**TASK TO COMPLETE:** Copy each line from the data that has the word "document" in it.

**TASK DATA:**
################

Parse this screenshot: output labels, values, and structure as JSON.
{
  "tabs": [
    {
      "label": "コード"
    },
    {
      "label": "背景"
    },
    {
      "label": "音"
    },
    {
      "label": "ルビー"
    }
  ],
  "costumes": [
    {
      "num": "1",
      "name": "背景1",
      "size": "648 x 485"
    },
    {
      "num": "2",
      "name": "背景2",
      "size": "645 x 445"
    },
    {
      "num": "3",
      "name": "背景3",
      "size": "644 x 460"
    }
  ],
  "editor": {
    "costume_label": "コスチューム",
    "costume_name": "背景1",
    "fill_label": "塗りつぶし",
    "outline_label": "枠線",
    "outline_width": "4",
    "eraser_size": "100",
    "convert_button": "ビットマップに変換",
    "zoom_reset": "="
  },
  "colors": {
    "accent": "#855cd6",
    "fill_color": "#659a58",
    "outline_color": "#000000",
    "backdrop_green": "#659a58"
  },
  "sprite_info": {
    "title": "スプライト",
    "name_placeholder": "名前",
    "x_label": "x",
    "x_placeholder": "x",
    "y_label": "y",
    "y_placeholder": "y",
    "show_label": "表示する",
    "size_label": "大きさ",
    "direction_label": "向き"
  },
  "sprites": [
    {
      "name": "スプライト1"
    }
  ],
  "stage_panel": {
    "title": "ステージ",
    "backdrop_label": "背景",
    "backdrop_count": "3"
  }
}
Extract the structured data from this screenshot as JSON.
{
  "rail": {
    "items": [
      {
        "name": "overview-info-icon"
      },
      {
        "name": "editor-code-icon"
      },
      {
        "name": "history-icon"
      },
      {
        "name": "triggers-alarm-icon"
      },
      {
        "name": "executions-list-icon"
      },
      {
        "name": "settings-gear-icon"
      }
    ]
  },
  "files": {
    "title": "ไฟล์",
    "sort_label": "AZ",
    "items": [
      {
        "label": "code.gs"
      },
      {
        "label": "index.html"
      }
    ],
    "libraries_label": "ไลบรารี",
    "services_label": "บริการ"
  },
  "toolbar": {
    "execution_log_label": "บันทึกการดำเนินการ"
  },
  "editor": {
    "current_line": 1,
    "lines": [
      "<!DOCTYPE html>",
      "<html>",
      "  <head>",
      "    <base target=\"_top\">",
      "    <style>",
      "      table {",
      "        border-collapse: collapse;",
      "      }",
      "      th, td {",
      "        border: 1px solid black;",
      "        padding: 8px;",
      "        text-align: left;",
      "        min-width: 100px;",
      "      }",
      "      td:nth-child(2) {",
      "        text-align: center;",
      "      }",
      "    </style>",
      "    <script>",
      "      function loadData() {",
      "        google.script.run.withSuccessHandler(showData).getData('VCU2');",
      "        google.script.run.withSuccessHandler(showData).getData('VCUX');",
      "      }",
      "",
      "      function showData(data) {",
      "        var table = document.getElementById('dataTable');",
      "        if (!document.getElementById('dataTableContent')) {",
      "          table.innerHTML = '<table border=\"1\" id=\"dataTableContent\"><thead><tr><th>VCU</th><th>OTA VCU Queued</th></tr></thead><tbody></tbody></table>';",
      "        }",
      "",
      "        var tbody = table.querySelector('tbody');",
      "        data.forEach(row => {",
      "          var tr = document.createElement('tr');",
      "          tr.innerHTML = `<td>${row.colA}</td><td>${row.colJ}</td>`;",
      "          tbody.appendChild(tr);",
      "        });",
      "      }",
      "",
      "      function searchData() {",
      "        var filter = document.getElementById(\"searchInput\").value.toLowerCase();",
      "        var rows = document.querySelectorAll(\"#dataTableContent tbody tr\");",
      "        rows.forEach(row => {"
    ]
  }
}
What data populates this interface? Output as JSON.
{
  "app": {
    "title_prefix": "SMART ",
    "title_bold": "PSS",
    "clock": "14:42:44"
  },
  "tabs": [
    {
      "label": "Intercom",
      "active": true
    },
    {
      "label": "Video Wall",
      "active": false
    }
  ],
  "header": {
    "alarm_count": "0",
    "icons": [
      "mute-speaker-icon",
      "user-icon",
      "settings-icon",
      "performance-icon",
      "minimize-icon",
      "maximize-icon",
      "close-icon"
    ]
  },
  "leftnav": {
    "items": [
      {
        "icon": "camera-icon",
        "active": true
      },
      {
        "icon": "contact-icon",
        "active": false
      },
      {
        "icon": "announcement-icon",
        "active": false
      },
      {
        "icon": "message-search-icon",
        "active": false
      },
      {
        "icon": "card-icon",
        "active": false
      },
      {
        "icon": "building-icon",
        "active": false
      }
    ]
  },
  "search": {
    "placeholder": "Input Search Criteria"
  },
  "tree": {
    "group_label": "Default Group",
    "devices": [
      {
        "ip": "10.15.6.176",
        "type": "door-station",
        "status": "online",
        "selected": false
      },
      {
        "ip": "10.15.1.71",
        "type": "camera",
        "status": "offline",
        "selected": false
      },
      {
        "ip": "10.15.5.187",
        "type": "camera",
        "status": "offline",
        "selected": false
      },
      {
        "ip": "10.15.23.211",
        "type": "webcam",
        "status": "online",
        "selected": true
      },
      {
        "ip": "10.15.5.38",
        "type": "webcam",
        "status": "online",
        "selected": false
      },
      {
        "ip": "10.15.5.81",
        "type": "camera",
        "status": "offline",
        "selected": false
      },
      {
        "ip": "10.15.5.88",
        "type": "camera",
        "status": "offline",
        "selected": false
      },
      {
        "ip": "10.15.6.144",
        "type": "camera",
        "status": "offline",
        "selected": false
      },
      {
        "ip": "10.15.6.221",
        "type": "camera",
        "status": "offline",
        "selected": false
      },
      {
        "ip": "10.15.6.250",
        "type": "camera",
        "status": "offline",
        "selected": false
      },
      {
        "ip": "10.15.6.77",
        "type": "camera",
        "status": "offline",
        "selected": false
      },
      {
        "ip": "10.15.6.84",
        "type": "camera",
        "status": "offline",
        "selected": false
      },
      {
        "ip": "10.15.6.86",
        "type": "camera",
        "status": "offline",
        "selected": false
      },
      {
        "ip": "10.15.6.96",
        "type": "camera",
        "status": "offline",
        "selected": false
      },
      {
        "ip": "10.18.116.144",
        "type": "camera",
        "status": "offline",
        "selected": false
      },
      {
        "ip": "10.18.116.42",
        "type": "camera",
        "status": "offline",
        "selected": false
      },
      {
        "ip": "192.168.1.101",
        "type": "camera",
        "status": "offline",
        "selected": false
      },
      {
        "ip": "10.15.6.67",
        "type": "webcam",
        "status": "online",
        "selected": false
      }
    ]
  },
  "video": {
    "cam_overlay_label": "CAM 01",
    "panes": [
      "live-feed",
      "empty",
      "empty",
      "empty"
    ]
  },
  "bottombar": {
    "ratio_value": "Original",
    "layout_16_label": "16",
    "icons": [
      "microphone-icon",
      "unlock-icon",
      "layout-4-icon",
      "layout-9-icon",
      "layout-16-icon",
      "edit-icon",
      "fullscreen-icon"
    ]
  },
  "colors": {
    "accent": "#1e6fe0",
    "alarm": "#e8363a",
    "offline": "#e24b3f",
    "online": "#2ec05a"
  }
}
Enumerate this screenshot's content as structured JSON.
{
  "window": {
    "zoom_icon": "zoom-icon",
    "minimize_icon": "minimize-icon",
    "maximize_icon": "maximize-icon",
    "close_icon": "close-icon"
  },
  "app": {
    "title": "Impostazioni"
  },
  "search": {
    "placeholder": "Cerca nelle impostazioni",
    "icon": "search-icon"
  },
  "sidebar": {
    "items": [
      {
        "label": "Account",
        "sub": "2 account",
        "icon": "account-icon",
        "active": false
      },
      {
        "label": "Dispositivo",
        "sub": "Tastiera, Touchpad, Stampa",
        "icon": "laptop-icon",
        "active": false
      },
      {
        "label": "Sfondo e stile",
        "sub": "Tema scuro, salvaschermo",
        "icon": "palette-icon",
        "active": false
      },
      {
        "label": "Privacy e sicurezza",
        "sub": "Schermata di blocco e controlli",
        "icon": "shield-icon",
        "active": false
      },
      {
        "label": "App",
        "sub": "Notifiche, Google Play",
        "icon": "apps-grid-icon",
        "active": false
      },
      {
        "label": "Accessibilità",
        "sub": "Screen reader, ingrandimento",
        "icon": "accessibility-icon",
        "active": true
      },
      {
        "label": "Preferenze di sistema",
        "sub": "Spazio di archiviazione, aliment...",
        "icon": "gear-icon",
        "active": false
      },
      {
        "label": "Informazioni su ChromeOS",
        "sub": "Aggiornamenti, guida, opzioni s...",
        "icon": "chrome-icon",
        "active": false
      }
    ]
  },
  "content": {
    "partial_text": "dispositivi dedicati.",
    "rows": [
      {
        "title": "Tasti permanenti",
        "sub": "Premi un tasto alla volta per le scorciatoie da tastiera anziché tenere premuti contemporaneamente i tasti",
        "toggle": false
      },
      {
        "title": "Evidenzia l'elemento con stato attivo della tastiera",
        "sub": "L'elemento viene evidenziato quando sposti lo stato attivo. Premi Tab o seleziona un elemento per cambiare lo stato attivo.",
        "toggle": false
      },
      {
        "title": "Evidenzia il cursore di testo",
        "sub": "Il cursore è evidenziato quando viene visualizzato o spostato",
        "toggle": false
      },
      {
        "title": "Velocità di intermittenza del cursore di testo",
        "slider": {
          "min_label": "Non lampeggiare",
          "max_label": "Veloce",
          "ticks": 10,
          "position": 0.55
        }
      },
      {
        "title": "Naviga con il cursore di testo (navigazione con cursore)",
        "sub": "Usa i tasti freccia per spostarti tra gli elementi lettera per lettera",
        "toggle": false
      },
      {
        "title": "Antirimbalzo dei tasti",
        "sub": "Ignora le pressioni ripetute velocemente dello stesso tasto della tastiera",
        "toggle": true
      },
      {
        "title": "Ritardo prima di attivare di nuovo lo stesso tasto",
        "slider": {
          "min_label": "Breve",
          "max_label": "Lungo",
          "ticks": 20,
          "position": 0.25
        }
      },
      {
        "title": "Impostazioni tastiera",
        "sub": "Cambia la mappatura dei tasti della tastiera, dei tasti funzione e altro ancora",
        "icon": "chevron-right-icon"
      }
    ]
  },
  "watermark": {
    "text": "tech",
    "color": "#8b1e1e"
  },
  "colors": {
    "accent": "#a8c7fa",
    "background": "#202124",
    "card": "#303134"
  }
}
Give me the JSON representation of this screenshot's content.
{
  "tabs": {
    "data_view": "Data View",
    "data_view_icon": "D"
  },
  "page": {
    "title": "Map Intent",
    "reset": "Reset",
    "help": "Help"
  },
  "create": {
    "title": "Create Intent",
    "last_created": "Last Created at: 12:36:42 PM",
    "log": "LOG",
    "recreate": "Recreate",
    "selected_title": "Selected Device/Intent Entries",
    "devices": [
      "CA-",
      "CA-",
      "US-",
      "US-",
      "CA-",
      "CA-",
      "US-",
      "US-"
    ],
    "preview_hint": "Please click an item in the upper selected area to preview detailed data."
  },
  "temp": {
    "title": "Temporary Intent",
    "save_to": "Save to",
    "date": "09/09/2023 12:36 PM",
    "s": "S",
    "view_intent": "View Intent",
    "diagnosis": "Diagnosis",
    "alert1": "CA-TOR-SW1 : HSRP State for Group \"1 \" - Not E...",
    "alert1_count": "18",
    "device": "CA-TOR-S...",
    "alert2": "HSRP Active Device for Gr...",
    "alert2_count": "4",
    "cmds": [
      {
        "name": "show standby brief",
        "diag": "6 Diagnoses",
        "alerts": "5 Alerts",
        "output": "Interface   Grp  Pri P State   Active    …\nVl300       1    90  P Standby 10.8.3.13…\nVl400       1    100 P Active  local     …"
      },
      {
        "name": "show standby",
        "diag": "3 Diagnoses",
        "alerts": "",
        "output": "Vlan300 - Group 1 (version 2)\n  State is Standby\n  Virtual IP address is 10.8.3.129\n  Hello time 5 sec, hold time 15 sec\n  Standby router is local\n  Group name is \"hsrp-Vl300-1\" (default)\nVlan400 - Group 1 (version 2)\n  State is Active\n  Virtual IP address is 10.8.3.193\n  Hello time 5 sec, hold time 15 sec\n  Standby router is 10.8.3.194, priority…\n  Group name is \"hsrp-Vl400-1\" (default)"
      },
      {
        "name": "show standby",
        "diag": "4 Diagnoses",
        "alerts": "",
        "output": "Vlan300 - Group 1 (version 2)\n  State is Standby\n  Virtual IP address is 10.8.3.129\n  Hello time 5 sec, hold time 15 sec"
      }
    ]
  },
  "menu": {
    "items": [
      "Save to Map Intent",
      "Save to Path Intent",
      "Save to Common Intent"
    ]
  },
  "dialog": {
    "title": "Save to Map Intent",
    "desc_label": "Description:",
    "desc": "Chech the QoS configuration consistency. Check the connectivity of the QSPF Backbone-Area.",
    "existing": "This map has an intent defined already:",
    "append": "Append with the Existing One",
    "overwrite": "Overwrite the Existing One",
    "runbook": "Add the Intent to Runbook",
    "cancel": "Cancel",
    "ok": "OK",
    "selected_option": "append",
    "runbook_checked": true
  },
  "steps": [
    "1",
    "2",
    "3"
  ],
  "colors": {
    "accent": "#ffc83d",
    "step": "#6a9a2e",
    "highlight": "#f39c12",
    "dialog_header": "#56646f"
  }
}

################

**RESULT FOR THIS EXERCISE:**
      "        var table = document.getElementById('dataTable');",
      "        if (!document.getElementById('dataTableContent')) {",
      "          var tr = document.createElement('tr');",
      "        var filter = document.getElementById(\"searchInput\").value.toLowerCase();",
      "        var rows = document.querySelectorAll(\"#dataTableContent tbody tr\");",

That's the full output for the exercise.